Reframing the International: Law, Culture, Politics
Richard Falk and I have proposed that the time is ripe for global civil society to take the lead and initiate a popularly representative Global Peoples Assembly (GPA).1 The tremendous growth in the commitment to, and practice of, democracy in domestic settings2 juxtaposed against globalization's large-scale transfer of political decision making to international institutions3 has made the almost complete lack of democracy at the international level the most glaring anomaly of the global system today.
Because states are unlikely to initiate the democratization of the international order, the task of beginning the drive for the first GPA necessarily falls to civil society.4 In taking up this cause, civil society could employ various strategies for bringing about such an assembly. For example, it could establish an embryonic assembly composed of representatives of civil society organizations with the goal that this body evolve into a popularly elected assembly. Alternatively, a very hopeful approach might be to enlist a relatively small core of like-minded states to create a treaty-based electoral assembly to which other countries could over time be persuaded to join. Falk and I have suggested that with the help of any willing states civil society could itself organize elections and establish the GPA.

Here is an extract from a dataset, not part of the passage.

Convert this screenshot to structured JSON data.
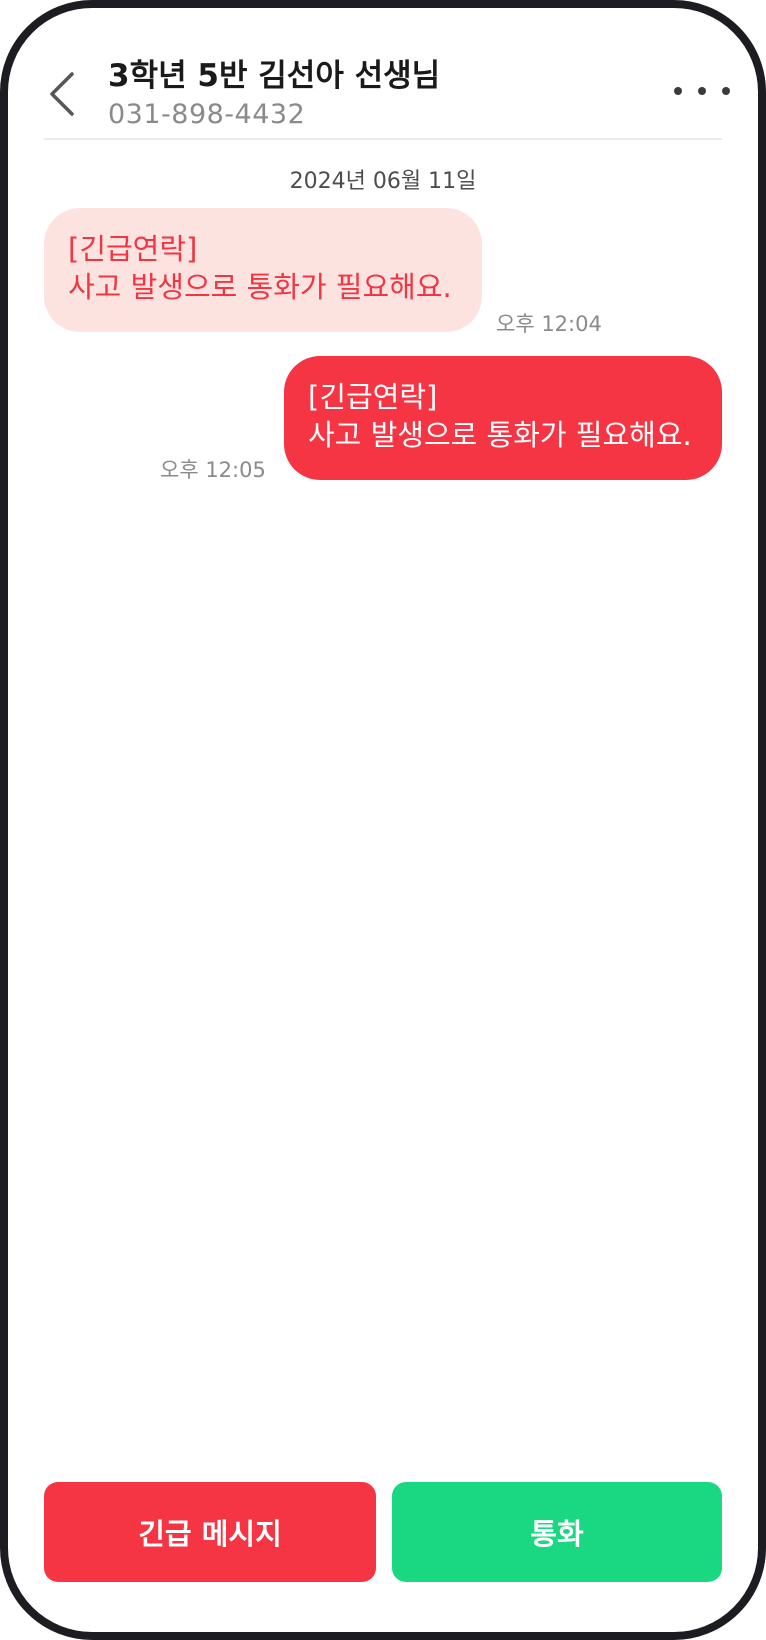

Copyright © 2002, Routledge
Place of Publication
New York, NY
Strauss, Andrew L., "Overcoming the Dysfunction of the Bifurcated Global System: The Promise of a Peoples Assembly" (2002). School of Law Faculty Publications. 14.